Olivia Landry’s research in contemporary German culture, film, literature, and theater focuses on performance, the body, and transnational and LGBTQI narratives. Her first book manuscript, Movement and Performance in Berlin School Cinema, explores the contemporary film movement the Berlin School through a recalibration of the body, movement, spectacle, sensation, and spectatorship in cinema. Olivia’s second book project, Theater of Anger, examines the aesthetic, cultural, and political stakes of anger in contemporary transnational theater in Germany.
Olivia completed her Ph.D. at Indiana University in 2014. From 2014 to 2016, she was a Kenneth P. Dietrich School of Arts and Sciences postdoctoral fellow at the University of Pittsburgh. After that, Olivia spent a year at Stanford University as the William H. Bonsall Acting Assistant Professor of German. She has taught a wide range of courses in language, literature, film, and culture.
Courses taught at Lehigh:
Intermediate German I & II
German through Graphic Novels
German Theater Performance
German Horror Films
Movement and Performance in Berlin School Cinema (Indiana University Press, March 2019)
"Pre-Face, Sur-Face, Inter-Face, Post-Face: The Horror Story of Goodnight Mommy," Discourse 41:1 (Wayne State University Press, forthcoming 2019).
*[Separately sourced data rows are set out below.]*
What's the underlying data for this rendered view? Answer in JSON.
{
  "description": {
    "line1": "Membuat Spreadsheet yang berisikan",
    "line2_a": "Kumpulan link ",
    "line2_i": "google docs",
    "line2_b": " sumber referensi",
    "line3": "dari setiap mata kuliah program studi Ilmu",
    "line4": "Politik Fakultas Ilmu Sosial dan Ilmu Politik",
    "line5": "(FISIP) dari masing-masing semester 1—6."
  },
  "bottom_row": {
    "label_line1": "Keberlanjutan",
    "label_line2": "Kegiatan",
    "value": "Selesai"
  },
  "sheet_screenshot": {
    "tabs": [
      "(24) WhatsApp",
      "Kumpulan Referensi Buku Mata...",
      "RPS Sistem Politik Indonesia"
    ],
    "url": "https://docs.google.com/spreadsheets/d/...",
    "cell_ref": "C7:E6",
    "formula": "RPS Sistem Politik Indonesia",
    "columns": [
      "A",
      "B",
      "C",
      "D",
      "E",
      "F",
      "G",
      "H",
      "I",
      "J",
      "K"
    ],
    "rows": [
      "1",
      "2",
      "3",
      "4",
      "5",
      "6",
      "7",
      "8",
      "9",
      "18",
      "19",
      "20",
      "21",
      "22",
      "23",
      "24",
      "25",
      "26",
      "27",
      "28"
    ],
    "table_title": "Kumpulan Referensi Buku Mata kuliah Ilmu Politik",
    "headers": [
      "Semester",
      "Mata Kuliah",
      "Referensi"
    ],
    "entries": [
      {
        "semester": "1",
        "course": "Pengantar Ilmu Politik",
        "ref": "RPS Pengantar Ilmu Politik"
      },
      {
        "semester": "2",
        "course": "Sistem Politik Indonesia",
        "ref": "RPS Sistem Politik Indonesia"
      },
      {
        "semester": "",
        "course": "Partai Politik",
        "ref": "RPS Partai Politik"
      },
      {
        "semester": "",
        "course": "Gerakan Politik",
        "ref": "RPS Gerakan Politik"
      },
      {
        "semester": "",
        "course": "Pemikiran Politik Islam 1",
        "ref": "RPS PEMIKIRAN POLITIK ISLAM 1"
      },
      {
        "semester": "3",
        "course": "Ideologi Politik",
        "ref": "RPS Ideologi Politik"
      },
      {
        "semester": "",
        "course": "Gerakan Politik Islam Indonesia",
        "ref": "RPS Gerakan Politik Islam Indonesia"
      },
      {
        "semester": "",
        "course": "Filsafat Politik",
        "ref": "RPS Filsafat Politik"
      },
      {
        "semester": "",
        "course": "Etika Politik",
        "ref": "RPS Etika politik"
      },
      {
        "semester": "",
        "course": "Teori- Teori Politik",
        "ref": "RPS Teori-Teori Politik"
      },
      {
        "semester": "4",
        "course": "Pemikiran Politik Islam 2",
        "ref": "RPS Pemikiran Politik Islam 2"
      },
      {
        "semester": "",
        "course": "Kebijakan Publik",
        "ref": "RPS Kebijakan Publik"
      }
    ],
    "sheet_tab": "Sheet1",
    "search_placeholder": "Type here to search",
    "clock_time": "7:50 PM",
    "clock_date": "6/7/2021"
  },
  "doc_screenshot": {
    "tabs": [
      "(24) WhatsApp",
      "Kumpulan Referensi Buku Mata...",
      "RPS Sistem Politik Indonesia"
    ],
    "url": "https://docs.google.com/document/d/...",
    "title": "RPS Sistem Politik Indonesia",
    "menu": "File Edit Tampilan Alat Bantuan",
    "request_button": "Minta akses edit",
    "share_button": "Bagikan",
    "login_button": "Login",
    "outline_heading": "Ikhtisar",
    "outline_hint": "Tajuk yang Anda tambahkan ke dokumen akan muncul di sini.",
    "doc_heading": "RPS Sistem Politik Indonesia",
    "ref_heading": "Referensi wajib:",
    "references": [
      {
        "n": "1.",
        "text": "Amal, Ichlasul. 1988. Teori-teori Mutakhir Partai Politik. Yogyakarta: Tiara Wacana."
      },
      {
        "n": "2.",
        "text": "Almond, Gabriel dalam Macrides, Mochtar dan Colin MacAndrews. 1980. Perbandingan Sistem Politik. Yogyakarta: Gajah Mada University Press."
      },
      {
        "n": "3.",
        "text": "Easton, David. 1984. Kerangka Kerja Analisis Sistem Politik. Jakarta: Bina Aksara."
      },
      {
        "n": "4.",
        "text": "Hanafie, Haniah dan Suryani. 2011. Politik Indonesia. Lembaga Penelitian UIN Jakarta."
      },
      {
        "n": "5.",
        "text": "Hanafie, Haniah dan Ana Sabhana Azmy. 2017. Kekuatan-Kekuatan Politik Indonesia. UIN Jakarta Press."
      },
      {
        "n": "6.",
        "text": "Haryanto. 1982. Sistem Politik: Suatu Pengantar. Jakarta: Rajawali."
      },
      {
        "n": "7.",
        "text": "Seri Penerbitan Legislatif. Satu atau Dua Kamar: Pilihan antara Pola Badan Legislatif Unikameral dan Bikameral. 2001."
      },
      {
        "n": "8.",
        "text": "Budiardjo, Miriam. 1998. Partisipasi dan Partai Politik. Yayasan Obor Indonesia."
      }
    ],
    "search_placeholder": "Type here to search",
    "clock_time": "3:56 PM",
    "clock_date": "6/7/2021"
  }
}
"Torlasco's 'Philosophy in the Kitchen': Image, Domestic Labor, and the Gendered Embodiment of Time," co-authored with Christinia Landry, New Review of Film and Television Studies (Taylor & Francis, forthcoming 2019).
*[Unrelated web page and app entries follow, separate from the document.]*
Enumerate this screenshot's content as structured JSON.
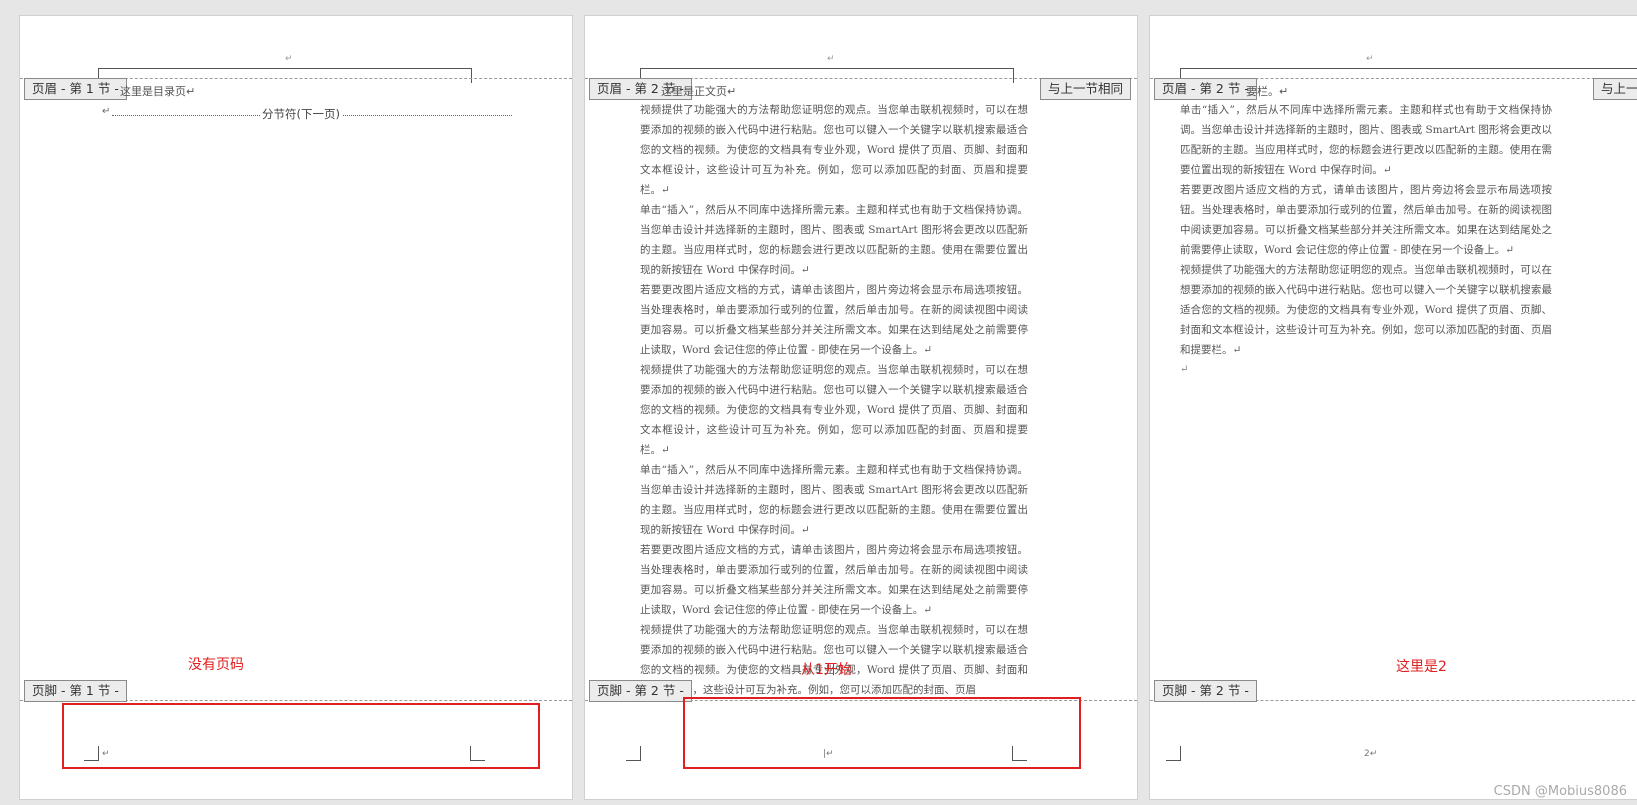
{
  "pages": [
    {
      "header_tag": "页眉 - 第 1 节 -",
      "intro": "这里是目录页↵",
      "section_break": "分节符(下一页)",
      "footer_tag": "页脚 - 第 1 节 -",
      "annotation": "没有页码"
    },
    {
      "header_tag": "页眉 - 第 2 节 -",
      "link_tag": "与上一节相同",
      "intro": "这里是正文页↵",
      "footer_tag": "页脚 - 第 2 节 -",
      "annotation": "从1开始",
      "paragraphs": [
        "视频提供了功能强大的方法帮助您证明您的观点。当您单击联机视频时，可以在想要添加的视频的嵌入代码中进行粘贴。您也可以键入一个关键字以联机搜索最适合您的文档的视频。为使您的文档具有专业外观，Word 提供了页眉、页脚、封面和文本框设计，这些设计可互为补充。例如，您可以添加匹配的封面、页眉和提要栏。↵",
        "单击“插入”，然后从不同库中选择所需元素。主题和样式也有助于文档保持协调。当您单击设计并选择新的主题时，图片、图表或 SmartArt 图形将会更改以匹配新的主题。当应用样式时，您的标题会进行更改以匹配新的主题。使用在需要位置出现的新按钮在 Word 中保存时间。↵",
        "若要更改图片适应文档的方式，请单击该图片，图片旁边将会显示布局选项按钮。当处理表格时，单击要添加行或列的位置，然后单击加号。在新的阅读视图中阅读更加容易。可以折叠文档某些部分并关注所需文本。如果在达到结尾处之前需要停止读取，Word 会记住您的停止位置 - 即使在另一个设备上。↵",
        "视频提供了功能强大的方法帮助您证明您的观点。当您单击联机视频时，可以在想要添加的视频的嵌入代码中进行粘贴。您也可以键入一个关键字以联机搜索最适合您的文档的视频。为使您的文档具有专业外观，Word 提供了页眉、页脚、封面和文本框设计，这些设计可互为补充。例如，您可以添加匹配的封面、页眉和提要栏。↵",
        "单击“插入”，然后从不同库中选择所需元素。主题和样式也有助于文档保持协调。当您单击设计并选择新的主题时，图片、图表或 SmartArt 图形将会更改以匹配新的主题。当应用样式时，您的标题会进行更改以匹配新的主题。使用在需要位置出现的新按钮在 Word 中保存时间。↵",
        "若要更改图片适应文档的方式，请单击该图片，图片旁边将会显示布局选项按钮。当处理表格时，单击要添加行或列的位置，然后单击加号。在新的阅读视图中阅读更加容易。可以折叠文档某些部分并关注所需文本。如果在达到结尾处之前需要停止读取，Word 会记住您的停止位置 - 即使在另一个设备上。↵",
        "视频提供了功能强大的方法帮助您证明您的观点。当您单击联机视频时，可以在想要添加的视频的嵌入代码中进行粘贴。您也可以键入一个关键字以联机搜索最适合您的文档的视频。为使您的文档具有专业外观，Word 提供了页眉、页脚、封面和文本框设计，这些设计可互为补充。例如，您可以添加匹配的封面、页眉"
      ]
    },
    {
      "header_tag": "页眉 - 第 2 节 -",
      "link_tag": "与上一节相同",
      "intro": "要栏。↵",
      "footer_tag": "页脚 - 第 2 节 -",
      "page_number": "2↵",
      "annotation": "这里是2",
      "paragraphs": [
        "单击“插入”，然后从不同库中选择所需元素。主题和样式也有助于文档保持协调。当您单击设计并选择新的主题时，图片、图表或 SmartArt 图形将会更改以匹配新的主题。当应用样式时，您的标题会进行更改以匹配新的主题。使用在需要位置出现的新按钮在 Word 中保存时间。↵",
        "若要更改图片适应文档的方式，请单击该图片，图片旁边将会显示布局选项按钮。当处理表格时，单击要添加行或列的位置，然后单击加号。在新的阅读视图中阅读更加容易。可以折叠文档某些部分并关注所需文本。如果在达到结尾处之前需要停止读取，Word 会记住您的停止位置 - 即使在另一个设备上。↵",
        "视频提供了功能强大的方法帮助您证明您的观点。当您单击联机视频时，可以在想要添加的视频的嵌入代码中进行粘贴。您也可以键入一个关键字以联机搜索最适合您的文档的视频。为使您的文档具有专业外观，Word 提供了页眉、页脚、封面和文本框设计，这些设计可互为补充。例如，您可以添加匹配的封面、页眉和提要栏。↵",
        "↵"
      ]
    }
  ],
  "watermark": "CSDN @Mobius8086",
  "colors": {
    "annotation_red": "#e02020",
    "page_bg": "#ffffff",
    "canvas_bg": "#e6e6e6"
  }
}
"Searching for a Storyteller, Remediating the Archive: Philip Scheffner's The Halfmoon Files," New German Critique 46:3 (Duke University Press, forthcoming 2019).
"Anger as Theatrical Form in Sasha Marianna Salzmann's Zucken," in Postdramatisches Theater als transkulturelles Theater. Eine transdisziplinäre Annäherung, eds. Teresa Kovacs and Koku G. Nonoa (Forum Modernes Theater, Tübingen: Narr Francke Attempo Verlag, 2018): 335-348.
“On the Politics of Love and Trans-Migrant Theater in Germany,” TSQ: Transgender Studies Quarterly 5:1 (Duke University Press, 2018): 30-48.
“Color/blindness and Sheri Hagen’s Auf den zweiten Blick,” Black Camera: An International Journal 9:1 (Indiana University Press, 2017): 62-79.
“A Body without a Face: The Disorientation of Trauma in Phoenix (2014) and New Holocaust Cinema,” Film-Philosophy 21:2 (Edinburgh University Press, 2017): 188-205.
“‘Don’t Panic I’m Islamic’: Voicing Resistance through Documentary,” in Framing Islam: Faith, Fascination, and Fear in Twenty-First-Century German Culture, special issue of Colloquia Germanica, eds. Anna Faye Stewart and Heidi Dorothea Denzel, 47:1-2 (A. Franke Verlag, 2014): 83-106. (appeared in 2017)
“Greek Dispossession Staged, or When Street Politics Meets the Theater,” TRANSIT: A Journal of Travel, Migration and Multiculturalism in the German-speaking World 10:2 (online, 2016).
“Jewish Joke Telling in Muttersprache Mameloschn: Performing Queer Intervention on the German Stage,” Women & Performance: A Journal of Feminist Theory 26:1 (Taylor & Francis, 2016): 36-54.
“‘Wir sind alle Oranienplatz!’ Space for Refugees and Social Justice in Berlin,” in The New Berlin, special issue of Seminar: A Journal of Germanic Studies, eds. Karin Bauer and Jennifer Hosek, 51:4 (University of Toronto Press, 2015): 398-413.
“Dance and the Theatricality of Berlin School Cinema,” The Germanic Review: Literature, Culture, Theory 89:1 (Taylor & Francis, 2014), 1–19.
“German Youth Against Sarrazin: Nurkan Erpulat’s Verrücktes Blut and Clash as Political Theatre of Experience,” in 51 Jahre türkische Gastarbeitermigration in Deutschland, special issue of Jahrbuch Türkisch-deutsche Studien 3, eds. Seyda Ozil, Michael Hofmann, Yasemin Dayıoglu-Yücel, (Vandenhoeck & Ruprecht, 2012), 105–121.
“Verbal Performance in Dorothea Tieck’s Translation of Shakespeare’s Sonnets,” Women in German Yearbook 28, eds. Margaret Lamb-Faffelberger and Elizabeth Ametsbichler, (University of Nebraska Press, 2012), 1–22.
“Rethinking Migration: The Intervention of Theater,” in Forum: Migration, Germany Quarterly, ed. Carl Niekerk, 90:2 (Wiley Press, 2017): 222-224.